• [Description of the task]
State how many lines in the following entries contain the word "canvas". No other output.

• [Records shown]
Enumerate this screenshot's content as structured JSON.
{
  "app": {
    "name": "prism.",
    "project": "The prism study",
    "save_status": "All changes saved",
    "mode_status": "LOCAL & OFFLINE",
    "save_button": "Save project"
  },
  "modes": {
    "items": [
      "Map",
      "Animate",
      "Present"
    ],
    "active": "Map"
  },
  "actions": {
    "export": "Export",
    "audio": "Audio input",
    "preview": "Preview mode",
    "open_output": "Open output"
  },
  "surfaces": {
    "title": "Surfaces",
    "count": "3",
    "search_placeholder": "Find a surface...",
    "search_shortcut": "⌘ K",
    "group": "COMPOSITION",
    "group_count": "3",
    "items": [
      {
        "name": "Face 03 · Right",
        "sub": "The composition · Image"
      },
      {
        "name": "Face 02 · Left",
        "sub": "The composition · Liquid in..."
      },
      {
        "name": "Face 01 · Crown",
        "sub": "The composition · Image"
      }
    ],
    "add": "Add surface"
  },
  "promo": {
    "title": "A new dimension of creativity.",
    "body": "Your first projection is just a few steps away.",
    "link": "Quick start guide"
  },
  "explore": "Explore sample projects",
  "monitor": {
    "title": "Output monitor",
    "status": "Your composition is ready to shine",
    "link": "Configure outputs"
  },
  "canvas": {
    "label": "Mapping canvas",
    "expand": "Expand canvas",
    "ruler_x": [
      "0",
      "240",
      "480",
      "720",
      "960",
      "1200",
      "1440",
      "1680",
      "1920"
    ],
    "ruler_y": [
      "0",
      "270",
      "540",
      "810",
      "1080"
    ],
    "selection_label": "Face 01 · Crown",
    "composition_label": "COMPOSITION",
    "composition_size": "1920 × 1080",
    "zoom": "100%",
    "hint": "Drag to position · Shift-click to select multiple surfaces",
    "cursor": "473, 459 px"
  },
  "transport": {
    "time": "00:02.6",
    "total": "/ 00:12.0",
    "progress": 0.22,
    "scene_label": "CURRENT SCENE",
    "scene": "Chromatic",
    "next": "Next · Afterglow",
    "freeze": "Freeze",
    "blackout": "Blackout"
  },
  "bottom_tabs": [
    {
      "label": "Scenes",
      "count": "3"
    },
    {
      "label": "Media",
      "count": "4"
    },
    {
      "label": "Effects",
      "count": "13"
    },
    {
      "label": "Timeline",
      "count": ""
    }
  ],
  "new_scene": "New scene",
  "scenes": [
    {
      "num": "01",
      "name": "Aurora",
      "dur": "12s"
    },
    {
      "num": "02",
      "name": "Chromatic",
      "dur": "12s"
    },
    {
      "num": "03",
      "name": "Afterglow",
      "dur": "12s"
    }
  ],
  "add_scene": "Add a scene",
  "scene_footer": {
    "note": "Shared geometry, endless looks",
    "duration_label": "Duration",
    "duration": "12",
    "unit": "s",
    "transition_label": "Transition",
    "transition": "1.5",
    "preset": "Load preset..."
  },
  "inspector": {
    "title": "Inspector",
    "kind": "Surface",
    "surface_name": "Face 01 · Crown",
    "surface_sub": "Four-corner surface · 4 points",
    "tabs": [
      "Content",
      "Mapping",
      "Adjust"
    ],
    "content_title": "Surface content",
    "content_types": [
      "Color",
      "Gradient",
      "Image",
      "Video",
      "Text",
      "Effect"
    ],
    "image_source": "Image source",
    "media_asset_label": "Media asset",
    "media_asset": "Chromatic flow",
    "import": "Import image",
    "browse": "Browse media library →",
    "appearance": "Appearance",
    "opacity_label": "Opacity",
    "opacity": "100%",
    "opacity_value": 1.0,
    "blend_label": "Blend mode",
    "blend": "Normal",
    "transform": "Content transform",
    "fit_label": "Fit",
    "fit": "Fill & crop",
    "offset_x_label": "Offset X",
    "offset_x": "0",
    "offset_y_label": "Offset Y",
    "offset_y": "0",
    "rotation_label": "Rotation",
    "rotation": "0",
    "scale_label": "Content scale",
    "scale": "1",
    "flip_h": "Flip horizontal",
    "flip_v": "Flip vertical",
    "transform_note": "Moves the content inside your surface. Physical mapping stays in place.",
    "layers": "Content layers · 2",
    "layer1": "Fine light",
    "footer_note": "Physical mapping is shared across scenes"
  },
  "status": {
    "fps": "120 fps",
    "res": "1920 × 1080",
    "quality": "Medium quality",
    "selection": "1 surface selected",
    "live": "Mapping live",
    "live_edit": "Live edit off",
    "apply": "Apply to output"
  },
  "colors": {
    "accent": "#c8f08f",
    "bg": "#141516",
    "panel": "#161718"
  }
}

• [Output below]
3